Please copy exactly the lines from the one containing "Enumerate this screenshot's" to the end of the entries, both included, and nothing else. Omit every picture.
^^^^^^^^^^^^^^^^
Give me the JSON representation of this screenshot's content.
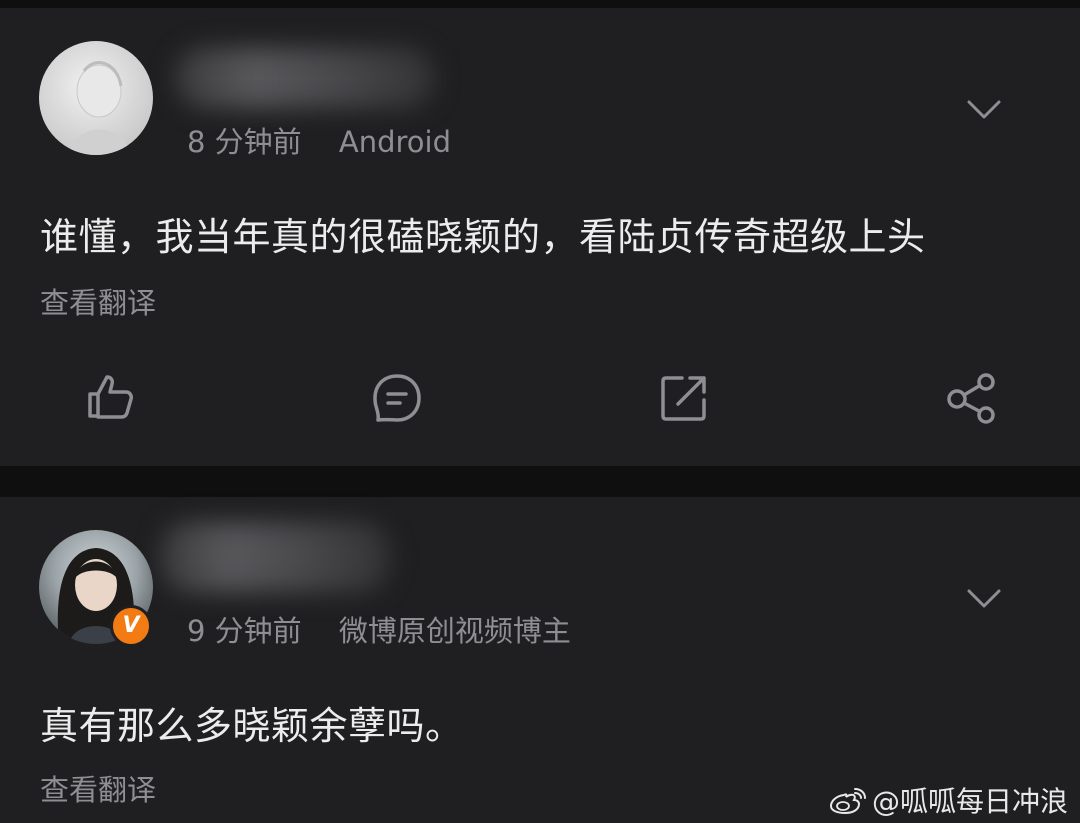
{
  "comments": [
    {
      "time": "8 分钟前",
      "source": "Android",
      "text": "谁懂，我当年真的很磕晓颖的，看陆贞传奇超级上头",
      "translate": "查看翻译"
    },
    {
      "time": "9 分钟前",
      "source": "微博原创视频博主",
      "text": "真有那么多晓颖余孽吗。",
      "translate": "查看翻译",
      "badge": "V"
    }
  ],
  "watermark": "@呱呱每日冲浪",
  "icons": {
    "like": "thumbs-up-icon",
    "comment": "comment-icon",
    "repost": "repost-icon",
    "share": "share-icon",
    "chevron": "chevron-down-icon"
  },
  "colors": {
    "background": "#0f0f0f",
    "card": "#1f1f21",
    "text": "#ececec",
    "muted": "#8e8e93",
    "accent": "#f27b13"
  }
}
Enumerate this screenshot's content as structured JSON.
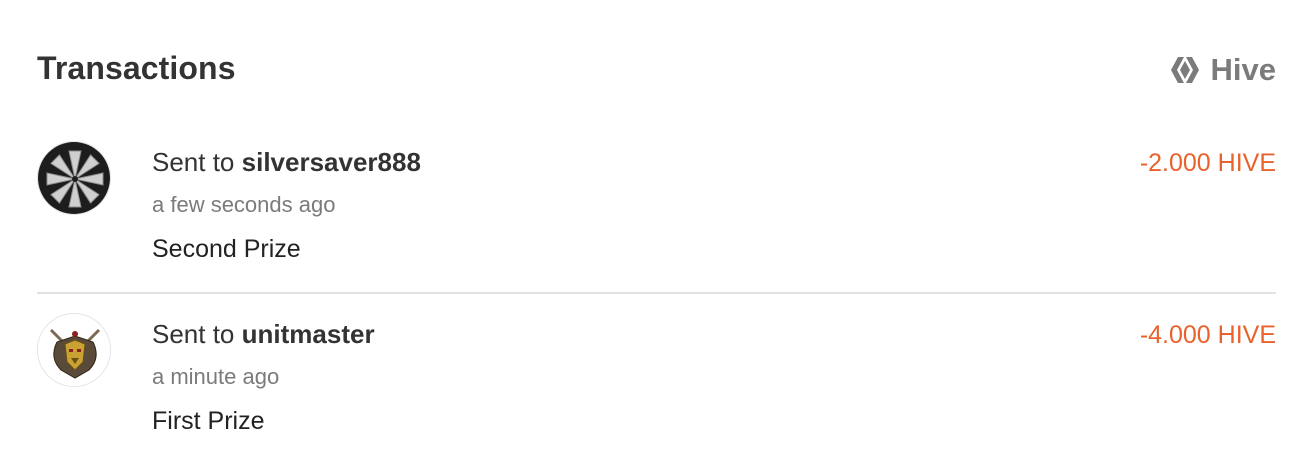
{
  "header": {
    "title": "Transactions",
    "brand_label": "Hive",
    "brand_icon": "hive-logo-icon"
  },
  "colors": {
    "amount_negative": "#e8622c",
    "muted_text": "#7b7b7b",
    "divider": "#e2e2e2"
  },
  "transactions": [
    {
      "direction_label": "Sent to",
      "counterparty": "silversaver888",
      "time": "a few seconds ago",
      "memo": "Second Prize",
      "amount": "-2.000 HIVE",
      "avatar_icon": "silver-bars-avatar"
    },
    {
      "direction_label": "Sent to",
      "counterparty": "unitmaster",
      "time": "a minute ago",
      "memo": "First Prize",
      "amount": "-4.000 HIVE",
      "avatar_icon": "warrior-crest-avatar"
    }
  ]
}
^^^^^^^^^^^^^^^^
*EXERCISE RESPONSE:*
Enumerate this screenshot's content as structured JSON.
{
  "header": {
    "title": "Transactions",
    "brand_label": "Hive",
    "brand_icon": "hive-logo-icon"
  },
  "colors": {
    "amount_negative": "#e8622c",
    "muted_text": "#7b7b7b",
    "divider": "#e2e2e2"
  },
  "transactions": [
    {
      "direction_label": "Sent to",
      "counterparty": "silversaver888",
      "time": "a few seconds ago",
      "memo": "Second Prize",
      "amount": "-2.000 HIVE",
      "avatar_icon": "silver-bars-avatar"
    },
    {
      "direction_label": "Sent to",
      "counterparty": "unitmaster",
      "time": "a minute ago",
      "memo": "First Prize",
      "amount": "-4.000 HIVE",
      "avatar_icon": "warrior-crest-avatar"
    }
  ]
}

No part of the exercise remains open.